L to R: Cernan, Stafford, Young. Credit: Source.
Their conversation topic of choice? An ongoing, unidentified noise they described as “eerie music.”
“That music even sounds outer-spacey, doesn’t it? You hear that? That whistling sound?” Cernan said, according to the Apollo 10transcript, which NASA initially marked as confidential.
“Yes,” said Stafford, the commander.
“Whoooooo,” Cernan said, imitating the sound.
Segments of theaudio recording of the astronauts’ conversation aired last month in an episode of the Science Channel seriesNASA’s Unexplained Files. The show hinted at a cover-up involving “lost” recordings
of an “unsettling incident on the far side of the moon.”
Apollo 15 astronaut Al Worden rejected attempts to explain away the sounds.
"The Apollo 10 crew was very used to the kind of noise that they should be hearing. Logic tells me that if there was something recorded on there, then there was something there," Worden said on the Science Channel show. “I just think we don’t understand it.”
While the TV episode focuses on the mysteries swirling around the dark side of the moon, NASA and two astronauts offer a fairly prosaic resolution. NASA also rejects the show’s assertion that the recordings had been “lost.”
“While listed as ‘confidential’ in 1969 at the height of the Space Race, Apollo 10 mission transcripts and audio have been publicly available since 1973,” NASA said in a statement. “Since the Internet did not exist in the Apollo era, NASA has only recently provided digital files for some of those earlier missions.”
As for the noise the astronauts heard, NASA technicians told the Science Channel it was caused by radio interference between the lunar module and the command module.
The Apollo 10 astronauts weren’t the only space crew to hear the noise.
“There is a strange noise in my headset now, aneerie woo-woo sound,” Apollo 11 pilot Michael Collins wrote in his book, Carrying the Fire: An Astronaut’s Journeys, saying he heard the noise when the radios in the lunar and command modules were on and both spacecraft were near each other.
“Had I not been warned about it, it would have scared the hell out of me,” he wrote. “Fortunately the radio technicians (rather than UFO fans) had explanations
for it: interference between the LM’s [lunar module’s] and Command Module’s VHF radios.”
The Apollo 10 transcript indicates that while the astronauts were in space, they did not know what the sounds were, with Cernan saying at one point, “Boy, that sure is weird music.” But 40 years after landing a man on the moon went from science fiction to history, it’s easy to forget that it wasn’t just the noises that were “weird” or “eerie.”
Everything connected to flying to the moon was strange, as the astronauts’ conversations made clear.
When they saw the craters of the moon on Day 4, Young said, “By God, they are craters! … That’s the weirdest-looking surface.” On Day 5, Stafford noted, “There may be a side lobe. It’s weird, isn’t it?” The same day, at around the same time that they chattered about the music, Cernan asked if his fellow astronaut’s insulation was burned off on the front side of his window, adding: “Mine’s all burned off. Isn’t that weird—eerie, John?”

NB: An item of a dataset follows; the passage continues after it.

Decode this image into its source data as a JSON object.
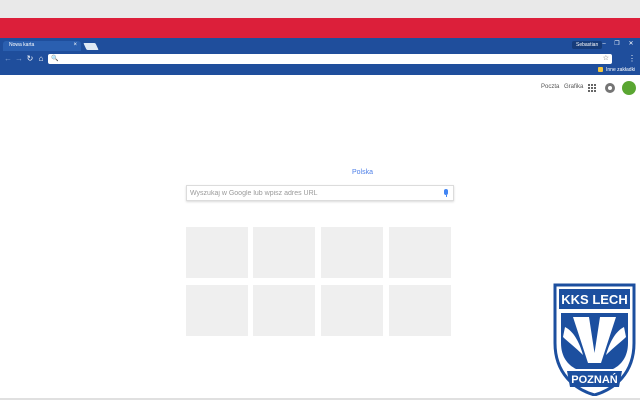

Four decades later, Cernan sounds a great deal more composed about his experience in outer space, particularly that “weird” noise. “It was probably just radio interference,” he admitted in February. “Had we thought it was something other than that we would have briefed everyone after the flight. We never gave it another thought.”